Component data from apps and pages

────────────────

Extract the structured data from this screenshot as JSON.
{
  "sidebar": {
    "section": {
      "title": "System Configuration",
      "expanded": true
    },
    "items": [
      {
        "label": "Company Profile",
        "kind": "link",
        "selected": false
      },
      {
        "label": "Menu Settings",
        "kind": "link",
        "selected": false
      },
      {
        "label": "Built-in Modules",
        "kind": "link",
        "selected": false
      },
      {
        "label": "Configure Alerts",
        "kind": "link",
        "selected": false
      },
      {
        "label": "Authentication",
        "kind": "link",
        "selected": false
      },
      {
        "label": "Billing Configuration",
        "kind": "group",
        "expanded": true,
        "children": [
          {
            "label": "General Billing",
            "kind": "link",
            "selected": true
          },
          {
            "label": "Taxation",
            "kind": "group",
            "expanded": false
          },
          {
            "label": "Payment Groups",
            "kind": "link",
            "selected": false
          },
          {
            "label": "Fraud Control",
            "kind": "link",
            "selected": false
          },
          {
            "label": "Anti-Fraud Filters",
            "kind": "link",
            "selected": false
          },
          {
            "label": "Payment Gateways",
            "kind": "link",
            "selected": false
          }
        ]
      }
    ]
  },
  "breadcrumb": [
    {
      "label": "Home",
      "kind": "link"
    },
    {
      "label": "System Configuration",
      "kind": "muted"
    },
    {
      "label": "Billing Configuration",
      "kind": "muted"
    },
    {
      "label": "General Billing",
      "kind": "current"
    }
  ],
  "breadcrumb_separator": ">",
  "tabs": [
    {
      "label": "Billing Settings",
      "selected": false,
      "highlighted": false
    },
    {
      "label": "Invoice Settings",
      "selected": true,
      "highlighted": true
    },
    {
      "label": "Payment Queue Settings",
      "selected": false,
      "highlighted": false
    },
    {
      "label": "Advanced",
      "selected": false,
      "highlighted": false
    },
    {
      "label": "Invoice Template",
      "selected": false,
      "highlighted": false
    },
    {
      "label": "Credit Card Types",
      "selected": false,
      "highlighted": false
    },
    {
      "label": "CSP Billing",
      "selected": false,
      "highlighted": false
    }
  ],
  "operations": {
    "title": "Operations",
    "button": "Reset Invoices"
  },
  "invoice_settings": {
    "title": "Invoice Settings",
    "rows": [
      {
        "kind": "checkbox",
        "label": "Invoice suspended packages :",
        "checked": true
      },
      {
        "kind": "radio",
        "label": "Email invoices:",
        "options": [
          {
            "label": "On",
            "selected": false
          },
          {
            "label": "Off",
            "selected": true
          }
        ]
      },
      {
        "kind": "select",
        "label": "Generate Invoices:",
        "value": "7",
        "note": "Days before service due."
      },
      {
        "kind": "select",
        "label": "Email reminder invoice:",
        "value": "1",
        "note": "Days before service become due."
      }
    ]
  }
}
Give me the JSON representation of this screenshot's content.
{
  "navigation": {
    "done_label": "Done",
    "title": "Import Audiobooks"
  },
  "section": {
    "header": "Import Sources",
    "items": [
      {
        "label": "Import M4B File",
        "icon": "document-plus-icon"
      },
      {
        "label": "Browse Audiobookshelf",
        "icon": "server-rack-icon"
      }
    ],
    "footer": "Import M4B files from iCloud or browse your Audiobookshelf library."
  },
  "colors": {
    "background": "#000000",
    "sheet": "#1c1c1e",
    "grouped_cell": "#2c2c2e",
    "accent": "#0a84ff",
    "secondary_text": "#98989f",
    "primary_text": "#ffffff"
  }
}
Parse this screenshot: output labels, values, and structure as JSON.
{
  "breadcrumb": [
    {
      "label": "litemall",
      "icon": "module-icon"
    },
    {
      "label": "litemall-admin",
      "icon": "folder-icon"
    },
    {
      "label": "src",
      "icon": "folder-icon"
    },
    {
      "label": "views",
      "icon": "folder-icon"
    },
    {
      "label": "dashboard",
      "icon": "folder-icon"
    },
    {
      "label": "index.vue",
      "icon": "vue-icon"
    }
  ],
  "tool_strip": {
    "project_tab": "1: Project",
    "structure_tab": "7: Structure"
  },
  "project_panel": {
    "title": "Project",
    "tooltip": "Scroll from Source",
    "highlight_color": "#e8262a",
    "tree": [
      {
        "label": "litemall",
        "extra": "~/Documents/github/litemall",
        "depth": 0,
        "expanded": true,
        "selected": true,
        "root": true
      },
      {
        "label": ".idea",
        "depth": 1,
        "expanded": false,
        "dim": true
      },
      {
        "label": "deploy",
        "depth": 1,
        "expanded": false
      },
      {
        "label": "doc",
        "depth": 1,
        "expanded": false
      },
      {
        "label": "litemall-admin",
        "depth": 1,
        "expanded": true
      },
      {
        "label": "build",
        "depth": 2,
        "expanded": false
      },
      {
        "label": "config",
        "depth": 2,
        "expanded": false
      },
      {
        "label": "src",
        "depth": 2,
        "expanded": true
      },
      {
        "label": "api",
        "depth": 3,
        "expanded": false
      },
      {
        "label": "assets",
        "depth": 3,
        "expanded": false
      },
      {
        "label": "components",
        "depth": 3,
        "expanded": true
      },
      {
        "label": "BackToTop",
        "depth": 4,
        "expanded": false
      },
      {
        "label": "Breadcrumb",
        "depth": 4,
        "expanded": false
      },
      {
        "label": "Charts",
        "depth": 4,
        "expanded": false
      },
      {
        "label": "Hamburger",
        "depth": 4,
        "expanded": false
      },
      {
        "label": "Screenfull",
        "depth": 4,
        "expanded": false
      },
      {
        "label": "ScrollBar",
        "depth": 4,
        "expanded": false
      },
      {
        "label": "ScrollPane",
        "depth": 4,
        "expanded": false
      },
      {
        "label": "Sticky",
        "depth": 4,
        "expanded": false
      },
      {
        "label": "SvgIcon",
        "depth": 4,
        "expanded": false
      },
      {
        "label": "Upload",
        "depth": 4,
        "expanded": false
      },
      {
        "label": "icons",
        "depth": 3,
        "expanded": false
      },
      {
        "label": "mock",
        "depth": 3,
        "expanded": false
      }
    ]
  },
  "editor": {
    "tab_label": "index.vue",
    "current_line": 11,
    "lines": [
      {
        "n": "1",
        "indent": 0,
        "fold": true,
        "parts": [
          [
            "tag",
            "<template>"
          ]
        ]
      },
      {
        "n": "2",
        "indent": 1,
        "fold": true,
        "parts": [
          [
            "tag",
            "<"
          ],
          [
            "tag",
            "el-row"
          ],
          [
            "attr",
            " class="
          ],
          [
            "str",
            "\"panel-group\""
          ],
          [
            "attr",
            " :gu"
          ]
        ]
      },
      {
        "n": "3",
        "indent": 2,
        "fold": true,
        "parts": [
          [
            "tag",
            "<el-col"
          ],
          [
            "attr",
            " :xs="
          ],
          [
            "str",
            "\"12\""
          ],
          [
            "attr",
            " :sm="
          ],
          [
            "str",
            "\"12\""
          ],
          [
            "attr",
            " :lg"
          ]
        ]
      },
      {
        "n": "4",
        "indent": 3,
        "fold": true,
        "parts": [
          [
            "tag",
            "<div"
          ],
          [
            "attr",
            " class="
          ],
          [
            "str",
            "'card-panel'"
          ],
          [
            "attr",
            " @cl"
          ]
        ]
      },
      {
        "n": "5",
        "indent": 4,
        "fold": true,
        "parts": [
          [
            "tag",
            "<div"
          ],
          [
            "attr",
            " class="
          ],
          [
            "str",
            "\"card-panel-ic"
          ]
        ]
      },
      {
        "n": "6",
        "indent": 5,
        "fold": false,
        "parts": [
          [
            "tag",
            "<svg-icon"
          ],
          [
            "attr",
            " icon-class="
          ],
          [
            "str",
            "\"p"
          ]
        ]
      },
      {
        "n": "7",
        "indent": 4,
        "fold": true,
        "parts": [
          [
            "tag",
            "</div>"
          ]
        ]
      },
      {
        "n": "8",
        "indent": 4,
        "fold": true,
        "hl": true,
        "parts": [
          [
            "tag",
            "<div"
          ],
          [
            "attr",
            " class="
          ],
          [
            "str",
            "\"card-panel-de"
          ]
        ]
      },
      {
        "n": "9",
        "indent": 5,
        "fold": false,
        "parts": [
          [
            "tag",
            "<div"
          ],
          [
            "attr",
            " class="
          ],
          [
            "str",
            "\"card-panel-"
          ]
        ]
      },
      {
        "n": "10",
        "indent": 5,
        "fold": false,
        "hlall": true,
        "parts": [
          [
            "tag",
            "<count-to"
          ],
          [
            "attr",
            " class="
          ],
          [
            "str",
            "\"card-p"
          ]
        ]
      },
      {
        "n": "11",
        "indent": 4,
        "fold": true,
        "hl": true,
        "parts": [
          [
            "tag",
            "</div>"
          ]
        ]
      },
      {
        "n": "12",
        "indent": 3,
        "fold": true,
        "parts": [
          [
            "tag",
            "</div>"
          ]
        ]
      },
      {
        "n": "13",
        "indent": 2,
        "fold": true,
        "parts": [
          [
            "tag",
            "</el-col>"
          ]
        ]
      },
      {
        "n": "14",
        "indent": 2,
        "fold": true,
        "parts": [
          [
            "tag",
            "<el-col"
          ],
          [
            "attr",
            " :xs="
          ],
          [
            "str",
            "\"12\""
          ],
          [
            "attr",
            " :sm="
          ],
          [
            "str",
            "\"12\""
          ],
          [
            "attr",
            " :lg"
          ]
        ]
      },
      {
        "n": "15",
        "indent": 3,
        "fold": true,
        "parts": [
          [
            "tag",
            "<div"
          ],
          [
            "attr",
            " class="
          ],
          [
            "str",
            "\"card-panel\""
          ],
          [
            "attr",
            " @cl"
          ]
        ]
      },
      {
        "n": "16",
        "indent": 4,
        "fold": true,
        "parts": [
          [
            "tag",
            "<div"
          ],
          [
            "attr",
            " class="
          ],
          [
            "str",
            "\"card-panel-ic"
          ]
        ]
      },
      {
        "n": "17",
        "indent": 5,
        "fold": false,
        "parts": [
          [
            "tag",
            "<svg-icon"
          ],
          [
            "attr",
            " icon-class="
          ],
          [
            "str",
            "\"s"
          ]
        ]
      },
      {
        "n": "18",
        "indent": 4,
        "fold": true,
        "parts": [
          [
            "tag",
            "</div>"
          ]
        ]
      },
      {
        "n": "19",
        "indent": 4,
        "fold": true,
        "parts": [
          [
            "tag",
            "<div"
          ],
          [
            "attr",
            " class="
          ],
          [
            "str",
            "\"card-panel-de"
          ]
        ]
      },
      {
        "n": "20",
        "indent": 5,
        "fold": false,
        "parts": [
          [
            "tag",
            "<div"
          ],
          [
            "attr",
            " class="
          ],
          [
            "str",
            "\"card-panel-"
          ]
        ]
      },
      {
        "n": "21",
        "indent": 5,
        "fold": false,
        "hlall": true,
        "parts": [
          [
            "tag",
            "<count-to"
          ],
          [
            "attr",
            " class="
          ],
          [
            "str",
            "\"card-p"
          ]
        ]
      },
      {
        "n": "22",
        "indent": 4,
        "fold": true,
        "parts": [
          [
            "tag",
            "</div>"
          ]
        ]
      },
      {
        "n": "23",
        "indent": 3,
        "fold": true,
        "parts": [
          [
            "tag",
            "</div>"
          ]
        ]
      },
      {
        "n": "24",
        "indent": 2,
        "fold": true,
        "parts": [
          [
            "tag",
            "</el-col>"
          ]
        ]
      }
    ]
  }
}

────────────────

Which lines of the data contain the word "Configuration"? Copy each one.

> _Task output_
      "title": "System Configuration",
        "label": "Billing Configuration",
      "label": "System Configuration",
      "label": "Billing Configuration",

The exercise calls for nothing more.